Stateside, the MP4-12C starts at around $229,000 and the first customer cars were shipped to dealers earlier this year.  America is an important market for McLaren, and their celebrated return to full production road cars brings a brand known for exclusivity and performance to a much wider audience than it’s legendary predecessor, the F1.

It’s not impossible to imagine a supercar like the MP4-12C available from Hertz especially around an F1 based marketing drive, but typically the American supercar rental market is addressed by smaller niche operations and clubs catering to customers and members through automotive timeshares and exclusive pricing.  In this case, Hertz UK has partnered with Premiere Velocity, a smaller luxury car rental firm based in London.

Could such a car be offered in Austin from Hertz, Avis or, Dollar Rental?  It will be interesting to see if there’s an effort to meet the opportunity.  Imagine a Bentley airport shuttle to whisk you from your airline (or airplane)  to your supercar rental – it sure sounds like a nice way to transport your luggage.


Leave a Comment

Filed under American F1 Events, brand strategy in F1, Circuit of the Americas, F1 and business, Formula 1 New Jersey, GP of America, Uncategorized, United States Grand Prix in Austin

‘GP of America’ to New Jersey in 2013 with a 10 year deal

A new Formula 1 circuit was announced today by state and local officials in a 10 year deal to feature a ‘Monaco like street circuit’ around the Port Imperial area of Weehawken, New Jersey.
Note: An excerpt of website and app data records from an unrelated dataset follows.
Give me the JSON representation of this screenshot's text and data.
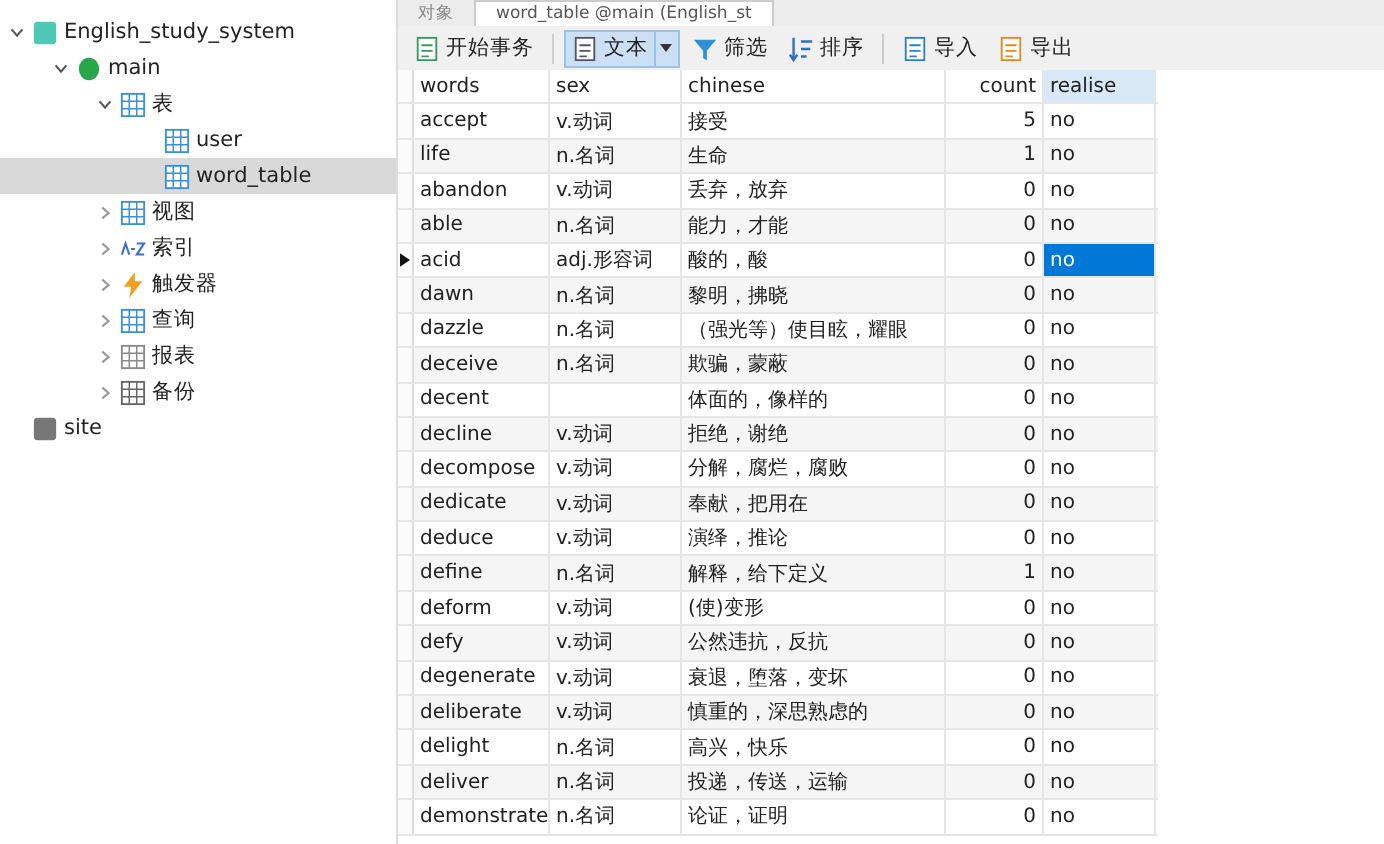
{
  "sidebar": {
    "tree": [
      {
        "label": "English_study_system",
        "kind": "connection",
        "expanded": true,
        "selected": false,
        "children": [
          {
            "label": "main",
            "kind": "database",
            "expanded": true,
            "selected": false,
            "children": [
              {
                "label": "表",
                "kind": "tables",
                "expanded": true,
                "selected": false,
                "children": [
                  {
                    "label": "user",
                    "kind": "table",
                    "selected": false
                  },
                  {
                    "label": "word_table",
                    "kind": "table",
                    "selected": true
                  }
                ]
              },
              {
                "label": "视图",
                "kind": "views",
                "expanded": false,
                "selected": false
              },
              {
                "label": "索引",
                "kind": "indexes",
                "expanded": false,
                "selected": false
              },
              {
                "label": "触发器",
                "kind": "triggers",
                "expanded": false,
                "selected": false
              },
              {
                "label": "查询",
                "kind": "queries",
                "expanded": false,
                "selected": false
              },
              {
                "label": "报表",
                "kind": "reports",
                "expanded": false,
                "selected": false
              },
              {
                "label": "备份",
                "kind": "backups",
                "expanded": false,
                "selected": false
              }
            ]
          }
        ]
      },
      {
        "label": "site",
        "kind": "connection-off",
        "selected": false
      }
    ]
  },
  "tabs": [
    {
      "label": "对象",
      "selected": false
    },
    {
      "label": "word_table @main (English_st",
      "selected": true
    }
  ],
  "toolbar": [
    {
      "label": "开始事务",
      "kind": "transaction",
      "pressed": false
    },
    {
      "label": "文本",
      "kind": "text",
      "pressed": true
    },
    {
      "label": "筛选",
      "kind": "filter",
      "pressed": false
    },
    {
      "label": "排序",
      "kind": "sort",
      "pressed": false
    },
    {
      "label": "导入",
      "kind": "import",
      "pressed": false
    },
    {
      "label": "导出",
      "kind": "export",
      "pressed": false
    }
  ],
  "table": {
    "columns": [
      {
        "label": "words",
        "selected": false
      },
      {
        "label": "sex",
        "selected": false
      },
      {
        "label": "chinese",
        "selected": false
      },
      {
        "label": "count",
        "selected": false
      },
      {
        "label": "realise",
        "selected": true
      }
    ],
    "rows": [
      {
        "cells": [
          "accept",
          "v.动词",
          "接受",
          "5",
          "no"
        ],
        "selected": false
      },
      {
        "cells": [
          "life",
          "n.名词",
          "生命",
          "1",
          "no"
        ],
        "selected": false
      },
      {
        "cells": [
          "abandon",
          "v.动词",
          "丢弃，放弃",
          "0",
          "no"
        ],
        "selected": false
      },
      {
        "cells": [
          "able",
          "n.名词",
          "能力，才能",
          "0",
          "no"
        ],
        "selected": false
      },
      {
        "cells": [
          "acid",
          "adj.形容词",
          "酸的，酸",
          "0",
          "no"
        ],
        "selected": true
      },
      {
        "cells": [
          "dawn",
          "n.名词",
          "黎明，拂晓",
          "0",
          "no"
        ],
        "selected": false
      },
      {
        "cells": [
          "dazzle",
          "n.名词",
          "（强光等）使目眩，耀眼",
          "0",
          "no"
        ],
        "selected": false
      },
      {
        "cells": [
          "deceive",
          "n.名词",
          "欺骗，蒙蔽",
          "0",
          "no"
        ],
        "selected": false
      },
      {
        "cells": [
          "decent",
          "",
          "体面的，像样的",
          "0",
          "no"
        ],
        "selected": false
      },
      {
        "cells": [
          "decline",
          "v.动词",
          "拒绝，谢绝",
          "0",
          "no"
        ],
        "selected": false
      },
      {
        "cells": [
          "decompose",
          "v.动词",
          "分解，腐烂，腐败",
          "0",
          "no"
        ],
        "selected": false
      },
      {
        "cells": [
          "dedicate",
          "v.动词",
          "奉献，把用在",
          "0",
          "no"
        ],
        "selected": false
      },
      {
        "cells": [
          "deduce",
          "v.动词",
          "演绎，推论",
          "0",
          "no"
        ],
        "selected": false
      },
      {
        "cells": [
          "define",
          "n.名词",
          "解释，给下定义",
          "1",
          "no"
        ],
        "selected": false
      },
      {
        "cells": [
          "deform",
          "v.动词",
          "(使)变形",
          "0",
          "no"
        ],
        "selected": false
      },
      {
        "cells": [
          "defy",
          "v.动词",
          "公然违抗，反抗",
          "0",
          "no"
        ],
        "selected": false
      },
      {
        "cells": [
          "degenerate",
          "v.动词",
          "衰退，堕落，变坏",
          "0",
          "no"
        ],
        "selected": false
      },
      {
        "cells": [
          "deliberate",
          "v.动词",
          "慎重的，深思熟虑的",
          "0",
          "no"
        ],
        "selected": false
      },
      {
        "cells": [
          "delight",
          "n.名词",
          "高兴，快乐",
          "0",
          "no"
        ],
        "selected": false
      },
      {
        "cells": [
          "deliver",
          "n.名词",
          "投递，传送，运输",
          "0",
          "no"
        ],
        "selected": false
      },
      {
        "cells": [
          "demonstrate",
          "n.名词",
          "论证，证明",
          "0",
          "no"
        ],
        "selected": false
      }
    ]
  }
}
150 feet of elevation change, 3.2 miles


Grand Prix of America at Port Imperial: Master Layout 1:2500

The race has been announced for June 2013, with a date most likely within a week of the Canadian Grand Prix, and one with a view like no other race: Manhattan’s skyline.

Billed as a ‘truly green race’, organizers have planned for public transport to be utilized extensively around the circuit, which will accommodate 100,000 spectators around the 3.2 mile clockwise track.  The project is being put together with private funds and economic impact in the area is expected at a rate of about $100M per year, with both West New York and New Jersey officials taking part in today’s announcement.
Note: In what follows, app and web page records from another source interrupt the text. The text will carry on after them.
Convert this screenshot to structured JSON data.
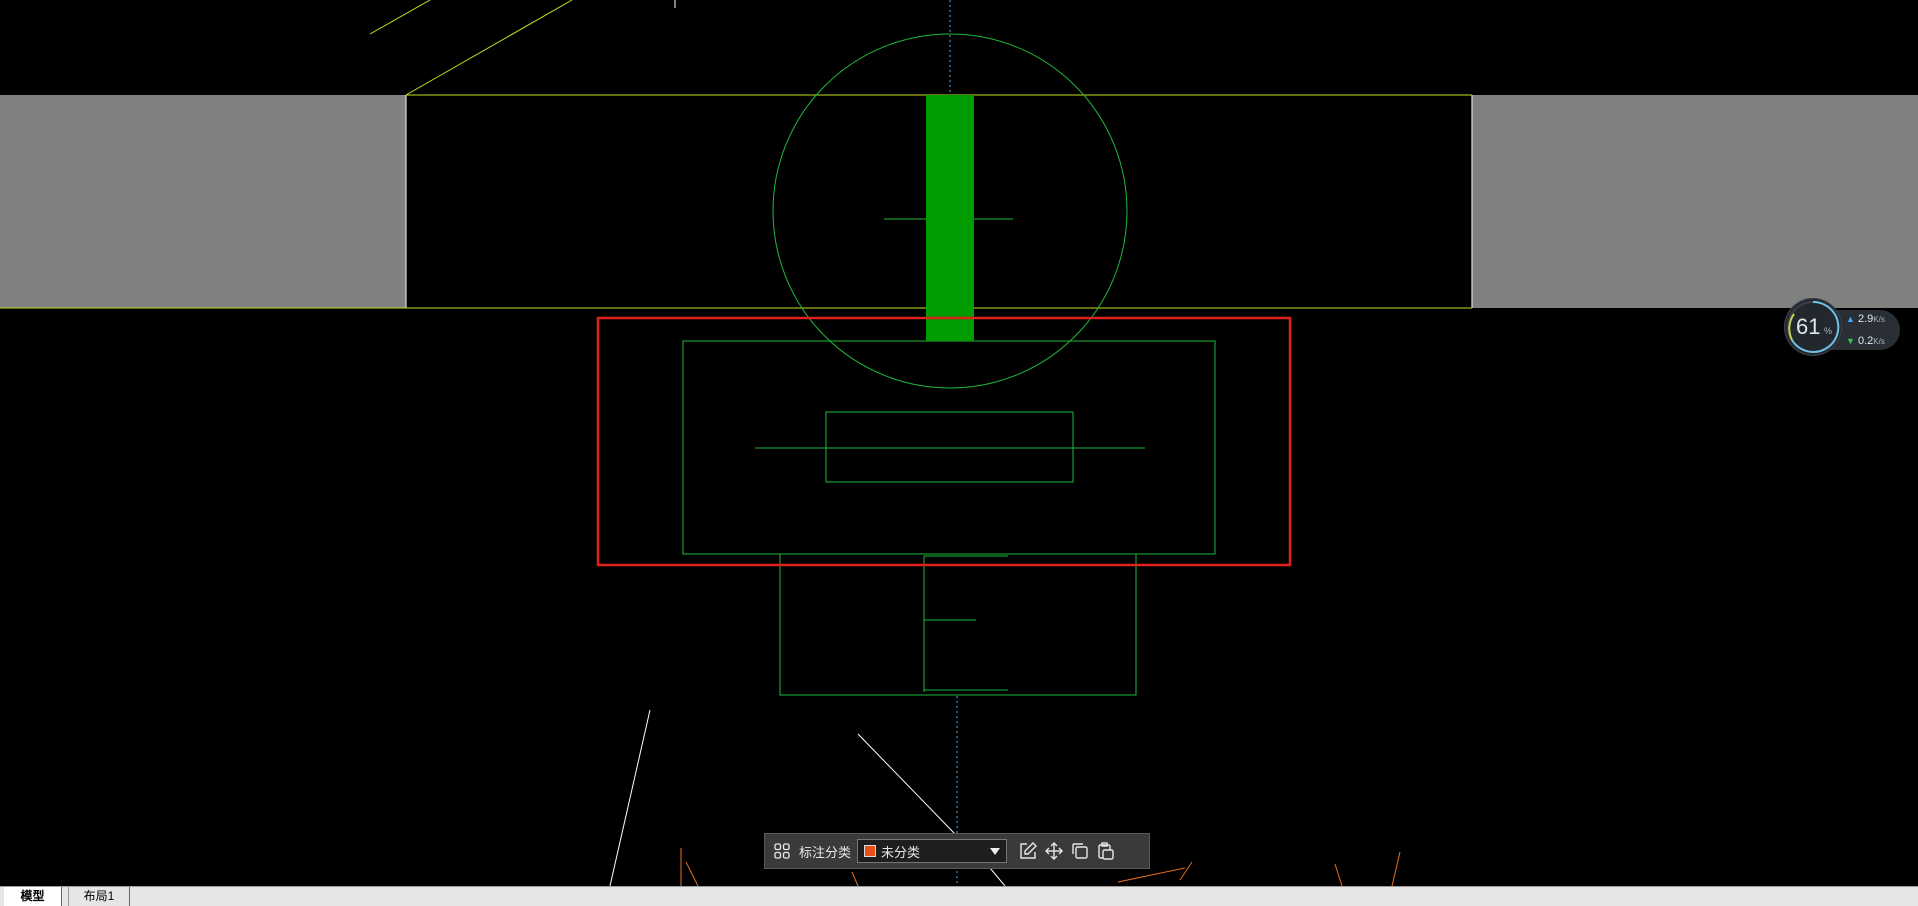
{
  "annotation_toolbar": {
    "label": "标注分类",
    "category_selected": "未分类",
    "category_color": "#e8501a",
    "icons": [
      "layout-grid-icon",
      "edit-icon",
      "move-icon",
      "copy-icon",
      "paste-icon"
    ]
  },
  "tabs": [
    {
      "label": "模型",
      "active": true
    },
    {
      "label": "布局1",
      "active": false
    }
  ],
  "network_monitor": {
    "percent": "61",
    "percent_unit": "%",
    "upload": "2.9",
    "upload_unit": "K/s",
    "download": "0.2",
    "download_unit": "K/s",
    "upload_color": "#3fa9f5",
    "download_color": "#34c759"
  },
  "colors": {
    "background": "#000000",
    "highlight_box": "#e0201a",
    "green_lines": "#1fb83a",
    "yellow_lines": "#c8e01e",
    "gray_fill": "#808080",
    "orange_lines": "#e8701a"
  }
}
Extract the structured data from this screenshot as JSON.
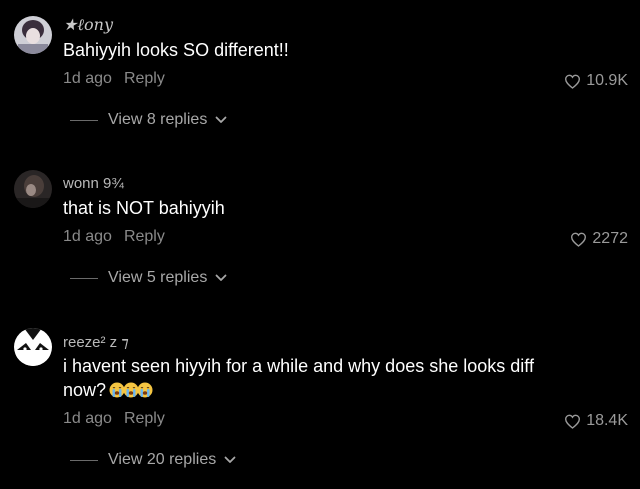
{
  "comments": [
    {
      "username": "★ℓony",
      "text": "Bahiyyih looks SO different!!",
      "time": "1d ago",
      "reply_label": "Reply",
      "likes": "10.9K",
      "view_replies": "View 8 replies"
    },
    {
      "username": "wonn 9¾",
      "text": "that is NOT bahiyyih",
      "time": "1d ago",
      "reply_label": "Reply",
      "likes": "2272",
      "view_replies": "View 5 replies"
    },
    {
      "username": "reeze² z ⁊",
      "text": "i havent seen hiyyih for a while and why does she looks diff now?",
      "emojis": [
        "loudly-crying-face-emoji",
        "loudly-crying-face-emoji",
        "loudly-crying-face-emoji"
      ],
      "time": "1d ago",
      "reply_label": "Reply",
      "likes": "18.4K",
      "view_replies": "View 20 replies"
    }
  ],
  "colors": {
    "background": "#000000",
    "text": "#ffffff",
    "muted": "#8a8a8a",
    "emoji": "#f4c542"
  },
  "icons": {
    "like": "heart-outline-icon",
    "expand": "chevron-down-icon"
  }
}
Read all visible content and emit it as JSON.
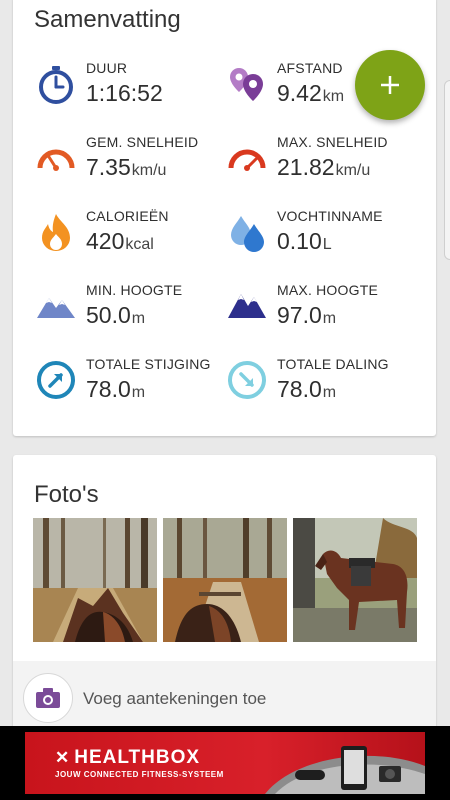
{
  "summary": {
    "title": "Samenvatting",
    "stats": [
      {
        "label": "DUUR",
        "value": "1:16:52",
        "unit": "",
        "icon": "stopwatch-icon"
      },
      {
        "label": "AFSTAND",
        "value": "9.42",
        "unit": "km",
        "icon": "map-pins-icon"
      },
      {
        "label": "GEM. SNELHEID",
        "value": "7.35",
        "unit": "km/u",
        "icon": "speedometer-icon"
      },
      {
        "label": "MAX. SNELHEID",
        "value": "21.82",
        "unit": "km/u",
        "icon": "speedometer-max-icon"
      },
      {
        "label": "CALORIEËN",
        "value": "420",
        "unit": "kcal",
        "icon": "flame-icon"
      },
      {
        "label": "VOCHTINNAME",
        "value": "0.10",
        "unit": "L",
        "icon": "water-drops-icon"
      },
      {
        "label": "MIN. HOOGTE",
        "value": "50.0",
        "unit": "m",
        "icon": "mountain-light-icon"
      },
      {
        "label": "MAX. HOOGTE",
        "value": "97.0",
        "unit": "m",
        "icon": "mountain-dark-icon"
      },
      {
        "label": "TOTALE STIJGING",
        "value": "78.0",
        "unit": "m",
        "icon": "arrow-up-circle-icon"
      },
      {
        "label": "TOTALE DALING",
        "value": "78.0",
        "unit": "m",
        "icon": "arrow-down-circle-icon"
      }
    ]
  },
  "fab": {
    "icon": "plus-icon",
    "color": "#7ea317"
  },
  "photos": {
    "title": "Foto's",
    "items": [
      "photo-forest-horse-ears",
      "photo-forest-trail-horse",
      "photo-horse-saddled"
    ]
  },
  "notes": {
    "label": "Voeg aantekeningen toe",
    "icon": "camera-icon"
  },
  "ad": {
    "brand": "HEALTHBOX",
    "tagline": "JOUW CONNECTED FITNESS-SYSTEEM",
    "color": "#d8202a"
  }
}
While excitement has been running high around the new circuit in Austin, (which I visited last month), several of the key players around the new project in New Jersey were pleased with how things are taking shape there, and NASCAR promoter Humpy Wheeler took to the stage to lend his blessing to the project, calling it ‘. . . the best thought out project I have even seen since I’ve been involved in the racing business’.

Formula 1 United States™  Chairman Tavo Hellmund also lent his support to the project in this release today:

“I want to extend my congratulations to Leo and his team, as I know how much work they have put into making this happen. When I walked the site a few years ago, the site’s potential was obvious.  I am excited for the East Coast and feel Tuesday’s announcement is yet another acknowledgement of the viability, fan interest, economic benefits and prestige an F1 Grand Prix event brings to a region.

New Jersey and Texas, nearly 2,000 miles apart, offer unique and very different fan experiences destined to not only raise the visibility of the sport in this country, but also increase the global attraction and US support of these world-class events.

These two regions are going to be terrific backdrops for the world’s most advanced form of racing.”

10/26 update:  The above master layout for the circuit surface online this morning and shows several interesting details about the new circuit, including pit, track and facilities layout around the circuit.  It’s not known at this time if this is a finalized plan, however, the drawing notes show the seating capacity at 125,000 and not 100,000 as was mentioned at yesterday’s conference with 6,000 hillside seats and 119,000 seaside seats.

Share your thoughts on a second Formula 1 race coming to the US, and where else you’d like to see F1 race




Filed under American F1 circuits, American F1 Events, American F1 Fans, F1 and business, F1 in America, Formula 1 New Jersey, GP of America, NASCAR, United States Grand Prix